Shattered by the unexpected news of their irreversible break-up, an aspiring orchestra conductor is puzzled by his girlfriend’s mysterious and seemingly inexplicable. That’s when Eric meets Fabiana, a bartender whom he very quickly strikes up a relationship with. Driven by their passion, the young woman moves into Eric’s isolated house where she’ll soon find herself finding out secrets her new lover is intent on burying. Directed by Jorge Michel Grau, this titillating thriller is a remake of the 2011 Colombian film La cara oculta.

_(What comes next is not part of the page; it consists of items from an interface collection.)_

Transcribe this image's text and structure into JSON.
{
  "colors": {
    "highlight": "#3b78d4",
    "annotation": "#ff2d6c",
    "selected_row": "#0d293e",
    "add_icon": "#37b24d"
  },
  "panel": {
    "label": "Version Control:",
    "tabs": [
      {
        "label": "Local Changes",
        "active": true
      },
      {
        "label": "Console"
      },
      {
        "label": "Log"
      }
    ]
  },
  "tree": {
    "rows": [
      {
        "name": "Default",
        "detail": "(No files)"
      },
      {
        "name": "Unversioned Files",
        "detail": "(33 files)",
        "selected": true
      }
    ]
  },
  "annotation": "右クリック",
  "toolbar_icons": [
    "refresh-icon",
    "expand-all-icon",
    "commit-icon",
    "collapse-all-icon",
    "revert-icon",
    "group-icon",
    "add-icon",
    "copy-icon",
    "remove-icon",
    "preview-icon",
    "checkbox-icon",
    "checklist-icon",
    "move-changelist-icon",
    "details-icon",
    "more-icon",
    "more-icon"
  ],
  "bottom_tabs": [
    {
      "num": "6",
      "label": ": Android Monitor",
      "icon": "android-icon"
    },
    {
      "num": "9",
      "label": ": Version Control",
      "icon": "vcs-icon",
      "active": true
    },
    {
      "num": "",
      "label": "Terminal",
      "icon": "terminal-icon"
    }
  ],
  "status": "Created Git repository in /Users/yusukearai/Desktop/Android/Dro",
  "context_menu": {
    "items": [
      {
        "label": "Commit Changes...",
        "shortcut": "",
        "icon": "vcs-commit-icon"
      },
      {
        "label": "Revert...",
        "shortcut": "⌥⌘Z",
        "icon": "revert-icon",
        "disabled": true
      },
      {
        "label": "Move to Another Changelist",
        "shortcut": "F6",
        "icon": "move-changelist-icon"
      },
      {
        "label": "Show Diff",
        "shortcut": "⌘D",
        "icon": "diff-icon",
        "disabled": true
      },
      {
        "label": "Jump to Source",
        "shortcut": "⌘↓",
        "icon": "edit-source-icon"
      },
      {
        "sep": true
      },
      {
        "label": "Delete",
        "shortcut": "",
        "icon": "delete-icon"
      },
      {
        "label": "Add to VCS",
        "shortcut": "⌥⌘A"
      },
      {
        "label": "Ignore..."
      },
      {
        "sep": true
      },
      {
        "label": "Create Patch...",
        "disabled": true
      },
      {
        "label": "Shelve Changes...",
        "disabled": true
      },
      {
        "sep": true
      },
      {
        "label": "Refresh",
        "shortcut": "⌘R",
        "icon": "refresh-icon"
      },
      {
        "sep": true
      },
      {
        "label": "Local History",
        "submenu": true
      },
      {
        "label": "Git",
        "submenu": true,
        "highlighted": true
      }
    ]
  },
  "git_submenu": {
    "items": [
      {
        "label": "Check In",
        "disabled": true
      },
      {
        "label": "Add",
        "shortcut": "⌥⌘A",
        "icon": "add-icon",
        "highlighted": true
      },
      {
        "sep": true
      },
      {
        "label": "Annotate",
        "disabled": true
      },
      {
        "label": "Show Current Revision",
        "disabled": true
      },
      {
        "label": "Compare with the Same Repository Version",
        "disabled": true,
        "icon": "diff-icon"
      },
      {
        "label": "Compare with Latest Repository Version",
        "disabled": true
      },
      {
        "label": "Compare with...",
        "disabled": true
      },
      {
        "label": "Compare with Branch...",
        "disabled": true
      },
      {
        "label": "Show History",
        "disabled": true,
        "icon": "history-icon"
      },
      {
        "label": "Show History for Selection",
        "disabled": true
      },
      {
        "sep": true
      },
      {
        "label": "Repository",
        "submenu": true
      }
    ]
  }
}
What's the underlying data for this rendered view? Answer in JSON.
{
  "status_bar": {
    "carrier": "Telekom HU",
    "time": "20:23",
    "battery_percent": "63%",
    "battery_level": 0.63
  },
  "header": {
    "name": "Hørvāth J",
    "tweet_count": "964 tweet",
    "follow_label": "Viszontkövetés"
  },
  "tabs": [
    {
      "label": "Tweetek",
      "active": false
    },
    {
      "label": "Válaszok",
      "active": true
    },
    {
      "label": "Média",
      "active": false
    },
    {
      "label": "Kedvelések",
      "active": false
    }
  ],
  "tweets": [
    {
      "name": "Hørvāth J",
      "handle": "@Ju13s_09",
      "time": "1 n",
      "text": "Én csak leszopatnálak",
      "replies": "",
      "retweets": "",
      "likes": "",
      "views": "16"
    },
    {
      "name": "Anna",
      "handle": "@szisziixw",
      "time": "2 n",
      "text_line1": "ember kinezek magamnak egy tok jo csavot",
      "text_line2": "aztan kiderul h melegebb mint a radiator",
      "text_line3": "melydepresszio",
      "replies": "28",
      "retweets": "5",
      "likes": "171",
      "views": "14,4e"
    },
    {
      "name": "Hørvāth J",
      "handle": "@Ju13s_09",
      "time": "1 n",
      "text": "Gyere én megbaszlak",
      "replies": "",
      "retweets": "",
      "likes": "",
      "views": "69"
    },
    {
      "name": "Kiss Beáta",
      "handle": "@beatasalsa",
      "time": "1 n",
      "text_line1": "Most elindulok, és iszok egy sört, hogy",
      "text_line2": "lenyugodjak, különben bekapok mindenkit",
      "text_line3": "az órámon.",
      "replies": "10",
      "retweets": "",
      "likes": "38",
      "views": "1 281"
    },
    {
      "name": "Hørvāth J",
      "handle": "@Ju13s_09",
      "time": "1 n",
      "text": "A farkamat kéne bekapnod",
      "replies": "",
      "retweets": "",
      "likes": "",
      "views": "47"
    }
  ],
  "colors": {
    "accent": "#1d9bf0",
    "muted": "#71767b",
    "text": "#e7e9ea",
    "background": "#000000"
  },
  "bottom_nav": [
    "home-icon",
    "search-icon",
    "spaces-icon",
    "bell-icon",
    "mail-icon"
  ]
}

Trey Edward Shults’ follow-up to his electric Krisha traces the journey of a suburban African-American family, led by a well-intentioned but domineering father (Sterling K. Brown) as they navigate love, forgiveness, and coming together in the aftermath of an unimaginable tragedy. Said tragedy is brought about when star wrestler Tyler (Kelvin Harrison Jr.) finds his world imploding when his girlfriend Alexis (Euphoria‘s Alexa Demie, whose mother is of Mexican descent) drops a bombshell on his lap that may derail the future their families have dreamed for the young high school sweethearts. Rounding out the cast are Lucas Hedges, Renée Elise Goldsberry, Vivi Pineda and celebrated Latino character actor Clifton Collins Jr.
El lugar más pequeño
Highlighting the resilience of the human spirit, El Salvador-born filmmaker, Tatiana Huezo, explores the aftermath of the devastating civil war in the Central American country through the experiences of five families that returned to their village, Cinquera, over a decade after its destruction. Huezo’s documentary chronicles their journey and traces a harrowing history they’re only now able to articulate. Their testimonies are simultaneously heartbreaking and uplifting. Despite the tragedy, the survivors choose to rebuild and move forward, while never forgetting those who died in the conflict. Memory is their most powerful weapon for a peaceful future and El lugar más pequeño is proof positive of the way storytelling can be both a way to look back and to move forward.
Focused on the violence and impunity that afflicts Mexico, the film is driven by the voices of two women, Miriam and Adela. As we listen to their stories, director Tatiana Huezo offers us beautiful images of the cross-country journey that Miriam took after being released from a cartel-run prison, where she’d been held for her alleged involvement in human trafficking. After no evidence of her participation in trafficking was found, Miriam was eventually let go, becoming instead a public scapegoat for an increasingly common problem in Mexico. Interwoven with the harrowing tale of Miriam’s stay in this torturous environment is the story of Adela, a circus clown, who’s been searching for her abducted daughter who went missing over 10 years ago. Evocative of Terrence Malick, but infused with a staunchly politicized message, Tempestad is both lyrical and political.
The Dead Don’t Die
Jim Jarmusch offers his very idiosyncratic take on the zombie film with The Dead Don’t Die, a deadpan comedy about the undead. Speaking to everything from climate change to our current technophilia, his zany flick centers on a pair of bumbling police officers in the peaceful town of Centerville (played by Adam Driver and Bill Murray) who are tasked with keeping a zombie outbreak under control while all hell breaks loose around them. Boasting “the greatest cast ever disassembled” the film features the likes of Rosie Perez, Selena Gomez, Tilda Swinton, and Chloë Sevigny, all providing levity to Jarmusch’s delightfully offbeat offering.